This type of renegade behavior is much more difficult to get away with under the fiduciary statutes, and those who attempt to do so can quickly get their RIA license revoked. RIAs can also have a much easier time getting sales and marketing materials approved and often enjoy much greater freedom in what they are allowed to present in them. The RIA model also often comes with greater bureaucratic simplicity, which allows planners to spend more time growing their businesses and servicing their clients.
Younger Demographic Fee Preferences
As those in the millennial generation have started to finish their educations and look for jobs, it is becoming apparent that they desire a different type of financial service from their planners and are much more open to a fee-based structure than their parents.
Older investors who have always paid commissions may be comfortable with that arrangement, but there may be a substantial reduction in this traditional form of business in the coming years as the younger generation begins to crowd out its elders in the modern workforce.
Firm M&A Logistics
Advisory firms that charge only fees (even if they also offer insurance and annuities) are logistically much easier to both buy and sell than those that are attached to a broker-dealer.
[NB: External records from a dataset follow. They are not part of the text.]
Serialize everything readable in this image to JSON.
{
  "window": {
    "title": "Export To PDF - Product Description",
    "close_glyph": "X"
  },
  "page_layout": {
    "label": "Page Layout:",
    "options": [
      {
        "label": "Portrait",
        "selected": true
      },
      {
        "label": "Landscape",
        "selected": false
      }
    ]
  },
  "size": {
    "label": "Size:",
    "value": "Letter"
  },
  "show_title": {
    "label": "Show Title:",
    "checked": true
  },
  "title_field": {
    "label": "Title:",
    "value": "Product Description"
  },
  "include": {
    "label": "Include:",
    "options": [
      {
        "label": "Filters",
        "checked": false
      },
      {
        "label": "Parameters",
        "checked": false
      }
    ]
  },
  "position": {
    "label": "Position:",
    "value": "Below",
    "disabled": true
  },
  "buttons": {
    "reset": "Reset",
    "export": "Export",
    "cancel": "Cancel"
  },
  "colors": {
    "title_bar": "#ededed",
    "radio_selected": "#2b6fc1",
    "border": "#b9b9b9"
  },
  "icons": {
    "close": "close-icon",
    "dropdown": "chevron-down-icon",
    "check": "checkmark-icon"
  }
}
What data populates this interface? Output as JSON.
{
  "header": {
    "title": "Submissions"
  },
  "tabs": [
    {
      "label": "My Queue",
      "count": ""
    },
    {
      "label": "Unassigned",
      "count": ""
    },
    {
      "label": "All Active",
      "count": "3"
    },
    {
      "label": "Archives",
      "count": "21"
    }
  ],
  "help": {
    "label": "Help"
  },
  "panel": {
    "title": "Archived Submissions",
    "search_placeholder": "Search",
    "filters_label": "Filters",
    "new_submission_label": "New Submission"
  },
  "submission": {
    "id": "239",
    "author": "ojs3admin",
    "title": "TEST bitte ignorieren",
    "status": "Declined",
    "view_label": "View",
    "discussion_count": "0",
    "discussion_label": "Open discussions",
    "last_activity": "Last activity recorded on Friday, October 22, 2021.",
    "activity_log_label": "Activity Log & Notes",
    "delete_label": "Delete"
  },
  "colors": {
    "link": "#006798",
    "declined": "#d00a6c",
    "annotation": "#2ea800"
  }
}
Moving client accounts and rebranding can happen with RIA firms much more quickly and with far less legal and corporate wrangling than when a broker-dealer is involved. This advantage, in turn, makes RIA firms more attractive to potential buyers, who may be willing to pay a much higher price for them.
Although they will not have a broker-dealer to turn to for help in running their businesses, fee-based advisors don’t have to go it alone. The National Association of Personal Financial Advisors (NAPFA) was founded in 1983 to provide professional support for the fee-only crowd. This organization requires its members to adhere to a specific code of ethics and take an annual fiduciary oath that reflects their commitment to running a practice that discloses conflicts of interest, provides suitable written disclosures and, of course, employs a compensation structure based solely on fees.
NAPFA also provides its members with networking and marketing support, opportunities for continuing education and professional development and annual conferences where members can exchange ideas and learn about new products and services and industry innovations. Clients who are seeking a pure fee-based approach to their planning can also find a member planner in their area on the organization's website.
What Is an RIA?
An RIA is a registered investment advisor. It's either a single person or a company that provides clients with financial advice. An RIA is registered with the Securities and Exchange Commission, and an advisor must pass the Series 65 exam to become an RIA.
Do I Need an RIA?
If you need financial advice, you could seek the services of an RIA. An RIA manages assets on behalf of their clients and offers investment advice, and they will have demonstrated technical proficiency and industry knowledge on their journey to becoming an RIA.
What Does an RIA Firm Do?
An RIA firm is an advisory company that gives investment advice to clients. All RIA firms must abide by their fiduciary duty at all times. Registering as an RIA requires an advisor to disclose investment styles and strategies, total client assets under management, fee structures, any previous disciplinary actions, and any potential conflicts of interest.
The Bottom Line
Although commission-based selling of financial products is not going to disappear anytime soon, fee-based advisors are enlarging their segment of the financial marketplace and continue to build steam in the race for new customers. Advisors looking to find out more about the advantages of becoming an RIA and charging only fees to clients should visit NAPFA’s website.